We’ve been watching the TV series Yellowstone these past couple of weeks. It’s well-acted and the writing is intense, violence always threatened to break out anywhere. The series is supposedly set in Montana and near Bozeman. Indeed some of the street scenes are of Bozeman, meaning a movie crew did some filming there, but without the actors in the series.
The series stars Kevin Costner as owner of the Yellowstone John Dutton Ranch, a massive complex that appears to be located in Paradise Valley near Livingston, Montana. In real life, the outdoor sequences were filmed near Darby, Montana, a small town located near the far western border of the state. Indoor sequences are shot on massive sound stages in Park City, Utah.
This post has very little to do with that series. But I will mention one scene. Monica Dutton is a Native American, the wife of Kayce Dutton, John’s son. In one scene she is in a fancy dress shop looking for clothing, and the owner or employee is watching her closely because she is Native. She sets it up to make it look like Monica stole a necklace, and the police are called.
She is guilty until proven innocent, and the police force her to undress in front of them to prove she is not hiding anything. She calls John Dutton’s daughter, Beth, who is in the downtown area, and Beth comes and tears up the joint, and everyone regrets having crossed Monica. The store owner confesses that it was all because of the color of her skin.
Monica, seen to the right here, is not even made up to look Native, and is actually whiter than the store owner! There goes willing suspension of disbelief.
Kate Asbille, the actress who plays Monica, is of Chinese descent.
She and Kayce have a son, Tate, who I could not find out much about, but who is supposedly half Native, and is whiter than white.
The part of Thomas Rainwater, tribal leader on the nearby reservation, is played by Gil Birmingham, who at least has some Comanche in him, and therefore looks somewhat Native.
Other actors who have played Native Americans are not Native. In the series Longmire, the part of Henry Standing Bear is played by Lou Diamond Phillips, who is Filipino and Scotch.
Jacob Nighthorse, owner of an Indian casino in Longmire, is the prduct of a Mexican father and an American mother from South Carolina.
Indeed, these are all good actors. and I know the reasons for not choosing Native Americans to play Native American parts … dare I say it? Kate Asbille is a beautiful woman of Asian descent, and Lou Diamond Phillips is an attractive part-Asian man whose skin tone is dark enough to pull that off.

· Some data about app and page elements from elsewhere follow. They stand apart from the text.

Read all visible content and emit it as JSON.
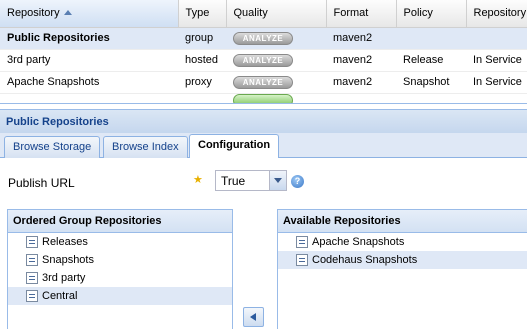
{
  "grid": {
    "columns": [
      "Repository",
      "Type",
      "Quality",
      "Format",
      "Policy",
      "Repository"
    ],
    "rows": [
      {
        "name": "Public Repositories",
        "type": "group",
        "quality": "ANALYZE",
        "format": "maven2",
        "policy": "",
        "status": ""
      },
      {
        "name": "3rd party",
        "type": "hosted",
        "quality": "ANALYZE",
        "format": "maven2",
        "policy": "Release",
        "status": "In Service"
      },
      {
        "name": "Apache Snapshots",
        "type": "proxy",
        "quality": "ANALYZE",
        "format": "maven2",
        "policy": "Snapshot",
        "status": "In Service"
      }
    ]
  },
  "panel": {
    "title": "Public Repositories",
    "tabs": [
      "Browse Storage",
      "Browse Index",
      "Configuration"
    ],
    "active_tab": "Configuration"
  },
  "form": {
    "publish_label": "Publish URL",
    "publish_value": "True"
  },
  "ordered_group": {
    "title": "Ordered Group Repositories",
    "items": [
      "Releases",
      "Snapshots",
      "3rd party",
      "Central"
    ],
    "selected": "Central"
  },
  "available": {
    "title": "Available Repositories",
    "items": [
      "Apache Snapshots",
      "Codehaus Snapshots"
    ],
    "selected": "Codehaus Snapshots"
  },
  "icons": {
    "sort": "sort-ascending-icon",
    "help": "help-icon",
    "repo": "repository-icon",
    "move": "arrow-left-icon"
  },
  "colors": {
    "selection": "#dfe8f6",
    "header_text": "#15428b",
    "required": "#e8b000"
  }
}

People of different races are often not attractive to one another, and that is as far as I can go without treading in racist waters. It is a difficult subject to broach, but the reason that Asbille was chosen for the part of Monica was for viewership’s sake, that white audiences want beautiful women in key roles. So they chose a Chinese woman and gave her a Native name: Monica Long Spear.
There was in the Longmire series one Native American character that was actually played by a Native: Graham Greene, who played the truly evil Malachi Strand. He’s a great actor, with a career that has spanned decades. He played Kicking Bird in Costner’s Dances With Wolves.
It has been this way from the beginning of Hollywood, Native Americans played by actors usually of European descent. Native Americans need not apply.
Of course, there was a need for an Indian Chief in the movie Blazing Saddles. That part was played, for laughs I must remind you, by Mel Brooks, who spoke not Sioux, but Yiddish. Brooks appears as the Indian Chief at about 1:15 in the above clip.